[Task to complete] Give the entries again exactly, every one of them.
━━━━━ Given data
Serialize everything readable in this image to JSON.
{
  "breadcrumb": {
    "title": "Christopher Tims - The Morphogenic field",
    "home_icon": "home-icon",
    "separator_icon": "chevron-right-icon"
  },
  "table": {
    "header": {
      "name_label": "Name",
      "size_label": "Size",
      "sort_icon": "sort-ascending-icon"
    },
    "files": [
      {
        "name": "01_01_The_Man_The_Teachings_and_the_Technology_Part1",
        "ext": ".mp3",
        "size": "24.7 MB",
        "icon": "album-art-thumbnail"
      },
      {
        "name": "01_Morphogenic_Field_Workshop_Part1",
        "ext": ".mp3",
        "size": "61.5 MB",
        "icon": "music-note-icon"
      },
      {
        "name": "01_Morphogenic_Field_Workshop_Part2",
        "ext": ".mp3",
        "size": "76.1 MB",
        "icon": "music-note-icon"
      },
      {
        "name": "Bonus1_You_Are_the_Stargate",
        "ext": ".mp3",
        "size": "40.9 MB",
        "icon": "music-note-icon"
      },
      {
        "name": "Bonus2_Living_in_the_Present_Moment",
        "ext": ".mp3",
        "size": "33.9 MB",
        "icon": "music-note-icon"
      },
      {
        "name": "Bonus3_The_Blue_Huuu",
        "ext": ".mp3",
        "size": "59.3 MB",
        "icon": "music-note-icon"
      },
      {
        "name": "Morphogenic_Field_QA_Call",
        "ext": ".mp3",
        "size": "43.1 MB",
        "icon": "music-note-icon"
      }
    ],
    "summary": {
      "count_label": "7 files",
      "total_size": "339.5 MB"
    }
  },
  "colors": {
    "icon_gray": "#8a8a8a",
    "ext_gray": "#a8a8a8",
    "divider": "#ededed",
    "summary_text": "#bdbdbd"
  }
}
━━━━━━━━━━
[Solution to the exercise]
Serialize everything readable in this image to JSON.
{
  "breadcrumb": {
    "title": "Christopher Tims - The Morphogenic field",
    "home_icon": "home-icon",
    "separator_icon": "chevron-right-icon"
  },
  "table": {
    "header": {
      "name_label": "Name",
      "size_label": "Size",
      "sort_icon": "sort-ascending-icon"
    },
    "files": [
      {
        "name": "01_01_The_Man_The_Teachings_and_the_Technology_Part1",
        "ext": ".mp3",
        "size": "24.7 MB",
        "icon": "album-art-thumbnail"
      },
      {
        "name": "01_Morphogenic_Field_Workshop_Part1",
        "ext": ".mp3",
        "size": "61.5 MB",
        "icon": "music-note-icon"
      },
      {
        "name": "01_Morphogenic_Field_Workshop_Part2",
        "ext": ".mp3",
        "size": "76.1 MB",
        "icon": "music-note-icon"
      },
      {
        "name": "Bonus1_You_Are_the_Stargate",
        "ext": ".mp3",
        "size": "40.9 MB",
        "icon": "music-note-icon"
      },
      {
        "name": "Bonus2_Living_in_the_Present_Moment",
        "ext": ".mp3",
        "size": "33.9 MB",
        "icon": "music-note-icon"
      },
      {
        "name": "Bonus3_The_Blue_Huuu",
        "ext": ".mp3",
        "size": "59.3 MB",
        "icon": "music-note-icon"
      },
      {
        "name": "Morphogenic_Field_QA_Call",
        "ext": ".mp3",
        "size": "43.1 MB",
        "icon": "music-note-icon"
      }
    ],
    "summary": {
      "count_label": "7 files",
      "total_size": "339.5 MB"
    }
  },
  "colors": {
    "icon_gray": "#8a8a8a",
    "ext_gray": "#a8a8a8",
    "divider": "#ededed",
    "summary_text": "#bdbdbd"
  }
}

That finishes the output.